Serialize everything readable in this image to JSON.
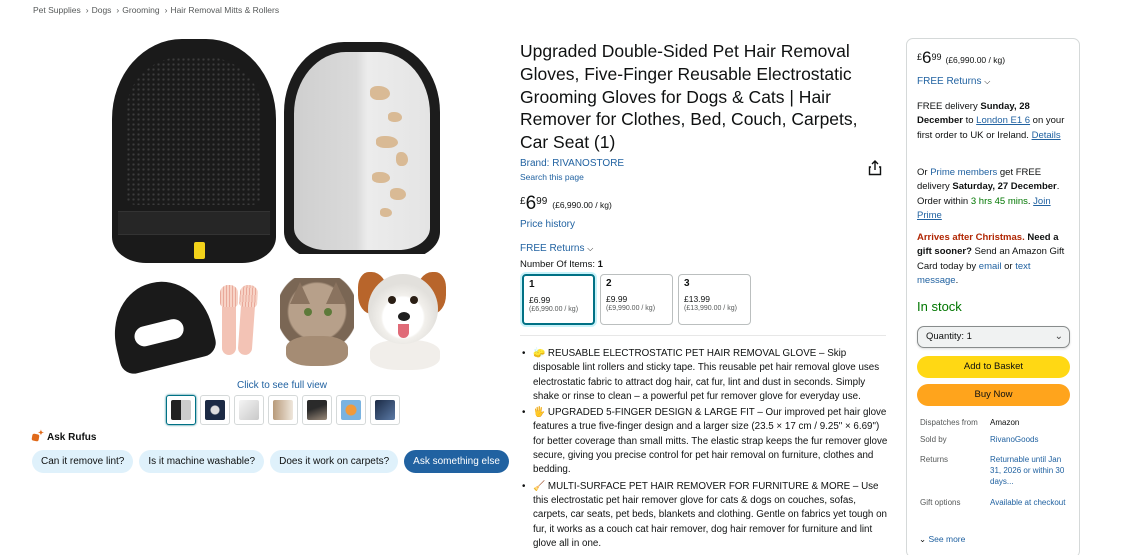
{
  "breadcrumb": [
    "Pet Supplies",
    "Dogs",
    "Grooming",
    "Hair Removal Mitts & Rollers"
  ],
  "breadcrumb_separator": "›",
  "gallery": {
    "click_full": "Click to see full view",
    "thumb_count": 7
  },
  "rufus": {
    "label": "Ask Rufus",
    "chips": [
      "Can it remove lint?",
      "Is it machine washable?",
      "Does it work on carpets?",
      "Ask something else"
    ]
  },
  "product": {
    "title": "Upgraded Double-Sided Pet Hair Removal Gloves, Five-Finger Reusable Electrostatic Grooming Gloves for Dogs & Cats | Hair Remover for Clothes, Bed, Couch, Carpets, Car Seat (1)",
    "brand": "Brand: RIVANOSTORE",
    "search_page": "Search this page",
    "price_currency": "£",
    "price_whole": "6",
    "price_fraction": "99",
    "price_unit": "(£6,990.00 / kg)",
    "price_history": "Price history",
    "free_returns": "FREE Returns",
    "num_items_label": "Number Of Items:",
    "num_items_value": "1",
    "options": [
      {
        "n": "1",
        "price": "£6.99",
        "unit": "(£6,990.00 / kg)"
      },
      {
        "n": "2",
        "price": "£9.99",
        "unit": "(£9,990.00 / kg)"
      },
      {
        "n": "3",
        "price": "£13.99",
        "unit": "(£13,990.00 / kg)"
      }
    ],
    "bullets": [
      "🧽 REUSABLE ELECTROSTATIC PET HAIR REMOVAL GLOVE – Skip disposable lint rollers and sticky tape. This reusable pet hair removal glove uses electrostatic fabric to attract dog hair, cat fur, lint and dust in seconds. Simply shake or rinse to clean – a powerful pet fur remover glove for everyday use.",
      "🖐 UPGRADED 5-FINGER DESIGN & LARGE FIT – Our improved pet hair glove features a true five-finger design and a larger size (23.5 × 17 cm / 9.25\" × 6.69\") for better coverage than small mitts. The elastic strap keeps the fur remover glove secure, giving you precise control for pet hair removal on furniture, clothes and bedding.",
      "🧹 MULTI-SURFACE PET HAIR REMOVER FOR FURNITURE & MORE – Use this electrostatic pet hair remover glove for cats & dogs on couches, sofas, carpets, car seats, pet beds, blankets and clothing. Gentle on fabrics yet tough on fur, it works as a couch cat hair remover, dog hair remover for furniture and lint glove all in one."
    ]
  },
  "buybox": {
    "price_currency": "£",
    "price_whole": "6",
    "price_fraction": "99",
    "price_unit": "(£6,990.00 / kg)",
    "free_returns": "FREE Returns",
    "delivery": {
      "prefix": "FREE delivery ",
      "date": "Sunday, 28 December",
      "to": " to ",
      "location": "London E1 6",
      "suffix": " on your first order to UK or Ireland. ",
      "details": "Details"
    },
    "prime": {
      "prefix": "Or ",
      "members": "Prime members",
      "mid": " get FREE delivery ",
      "date": "Saturday, 27 December",
      "order_within": ". Order within ",
      "countdown": "3 hrs 45 mins",
      "join": "Join Prime"
    },
    "xmas": {
      "alert": "Arrives after Christmas.",
      "sooner": " Need a gift sooner?",
      "text": " Send an Amazon Gift Card today by ",
      "email": "email",
      "or": " or ",
      "message": "text message",
      "end": "."
    },
    "stock": "In stock",
    "quantity": "Quantity: 1",
    "add_to_basket": "Add to Basket",
    "buy_now": "Buy Now",
    "info": [
      {
        "k": "Dispatches from",
        "v": "Amazon",
        "link": false
      },
      {
        "k": "Sold by",
        "v": "RivanoGoods",
        "link": true
      },
      {
        "k": "Returns",
        "v": "Returnable until Jan 31, 2026 or within 30 days...",
        "link": true
      },
      {
        "k": "Gift options",
        "v": "Available at checkout",
        "link": true
      }
    ],
    "see_more": "See more"
  },
  "colors": {
    "link": "#2162a1",
    "add_to_basket": "#ffd814",
    "buy_now": "#ffa41c",
    "in_stock": "#007600",
    "alert": "#b12704",
    "chip": "#dff1fb",
    "chip_dark": "#2162a1"
  }
}
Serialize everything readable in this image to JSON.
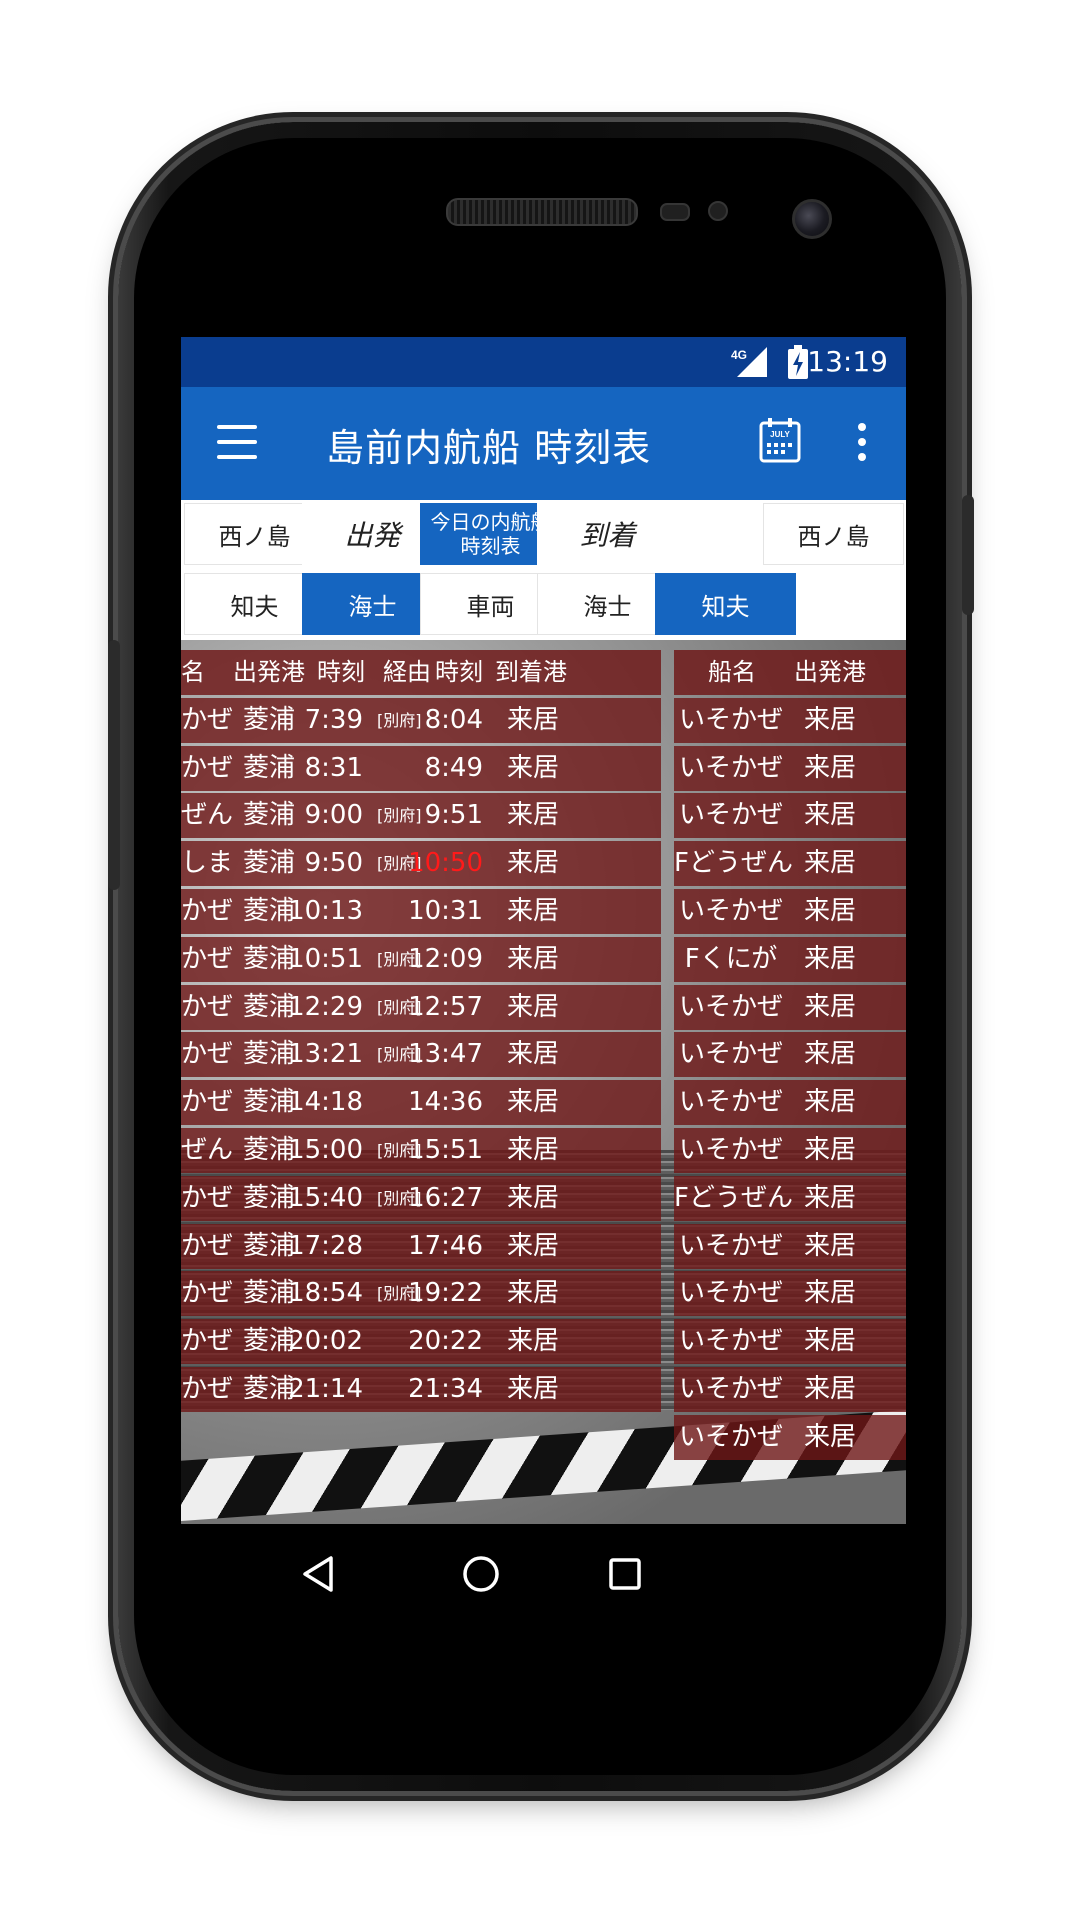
{
  "status_bar": {
    "network": "4G",
    "time": "13:19"
  },
  "app_bar": {
    "title": "島前内航船 時刻表",
    "calendar_icon_text": "JULY"
  },
  "selector": {
    "row1": {
      "departure_port": "西ノ島",
      "departure_label": "出発",
      "today_button": "今日の内航船時刻表",
      "arrival_label": "到着",
      "arrival_port": "西ノ島"
    },
    "row2": [
      {
        "label": "知夫",
        "active": false
      },
      {
        "label": "海士",
        "active": true
      },
      {
        "label": "車両",
        "active": false
      },
      {
        "label": "海士",
        "active": false
      },
      {
        "label": "知夫",
        "active": true
      }
    ]
  },
  "left_table": {
    "headers": [
      "名",
      "出発港",
      "時刻",
      "経由",
      "時刻",
      "到着港"
    ],
    "rows": [
      {
        "ship": "かぜ",
        "from": "菱浦",
        "dep": "7:39",
        "via": "[別府]",
        "arr": "8:04",
        "to": "来居",
        "arr_highlight": false
      },
      {
        "ship": "かぜ",
        "from": "菱浦",
        "dep": "8:31",
        "via": "",
        "arr": "8:49",
        "to": "来居",
        "arr_highlight": false
      },
      {
        "ship": "ぜん",
        "from": "菱浦",
        "dep": "9:00",
        "via": "[別府]",
        "arr": "9:51",
        "to": "来居",
        "arr_highlight": false
      },
      {
        "ship": "しま",
        "from": "菱浦",
        "dep": "9:50",
        "via": "[別府]",
        "arr": "10:50",
        "to": "来居",
        "arr_highlight": true
      },
      {
        "ship": "かぜ",
        "from": "菱浦",
        "dep": "10:13",
        "via": "",
        "arr": "10:31",
        "to": "来居",
        "arr_highlight": false
      },
      {
        "ship": "かぜ",
        "from": "菱浦",
        "dep": "10:51",
        "via": "[別府]",
        "arr": "12:09",
        "to": "来居",
        "arr_highlight": false
      },
      {
        "ship": "かぜ",
        "from": "菱浦",
        "dep": "12:29",
        "via": "[別府]",
        "arr": "12:57",
        "to": "来居",
        "arr_highlight": false
      },
      {
        "ship": "かぜ",
        "from": "菱浦",
        "dep": "13:21",
        "via": "[別府]",
        "arr": "13:47",
        "to": "来居",
        "arr_highlight": false
      },
      {
        "ship": "かぜ",
        "from": "菱浦",
        "dep": "14:18",
        "via": "",
        "arr": "14:36",
        "to": "来居",
        "arr_highlight": false
      },
      {
        "ship": "ぜん",
        "from": "菱浦",
        "dep": "15:00",
        "via": "[別府]",
        "arr": "15:51",
        "to": "来居",
        "arr_highlight": false
      },
      {
        "ship": "かぜ",
        "from": "菱浦",
        "dep": "15:40",
        "via": "[別府]",
        "arr": "16:27",
        "to": "来居",
        "arr_highlight": false
      },
      {
        "ship": "かぜ",
        "from": "菱浦",
        "dep": "17:28",
        "via": "",
        "arr": "17:46",
        "to": "来居",
        "arr_highlight": false
      },
      {
        "ship": "かぜ",
        "from": "菱浦",
        "dep": "18:54",
        "via": "[別府]",
        "arr": "19:22",
        "to": "来居",
        "arr_highlight": false
      },
      {
        "ship": "かぜ",
        "from": "菱浦",
        "dep": "20:02",
        "via": "",
        "arr": "20:22",
        "to": "来居",
        "arr_highlight": false
      },
      {
        "ship": "かぜ",
        "from": "菱浦",
        "dep": "21:14",
        "via": "",
        "arr": "21:34",
        "to": "来居",
        "arr_highlight": false
      }
    ]
  },
  "right_table": {
    "headers": [
      "船名",
      "出発港"
    ],
    "rows": [
      {
        "ship": "いそかぜ",
        "from": "来居"
      },
      {
        "ship": "いそかぜ",
        "from": "来居"
      },
      {
        "ship": "いそかぜ",
        "from": "来居"
      },
      {
        "ship": "Fどうぜん",
        "from": "来居"
      },
      {
        "ship": "いそかぜ",
        "from": "来居"
      },
      {
        "ship": "Fくにが",
        "from": "来居"
      },
      {
        "ship": "いそかぜ",
        "from": "来居"
      },
      {
        "ship": "いそかぜ",
        "from": "来居"
      },
      {
        "ship": "いそかぜ",
        "from": "来居"
      },
      {
        "ship": "いそかぜ",
        "from": "来居"
      },
      {
        "ship": "Fどうぜん",
        "from": "来居"
      },
      {
        "ship": "いそかぜ",
        "from": "来居"
      },
      {
        "ship": "いそかぜ",
        "from": "来居"
      },
      {
        "ship": "いそかぜ",
        "from": "来居"
      },
      {
        "ship": "いそかぜ",
        "from": "来居"
      },
      {
        "ship": "いそかぜ",
        "from": "来居"
      }
    ]
  },
  "colors": {
    "status_bar": "#0a3d8f",
    "app_bar": "#1565c0",
    "active_tab": "#1565c0",
    "row_bg": "#6e1616",
    "highlight_time": "#ff1a1a"
  },
  "icons": {
    "menu": "hamburger-icon",
    "calendar": "calendar-icon",
    "more": "more-vert-icon",
    "back": "back-triangle-icon",
    "home": "home-circle-icon",
    "recents": "recents-square-icon"
  }
}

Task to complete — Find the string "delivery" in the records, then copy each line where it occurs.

Result of the task —
    "delivery": {
      "prefix": "FREE delivery ",
      "mid": " get FREE delivery ",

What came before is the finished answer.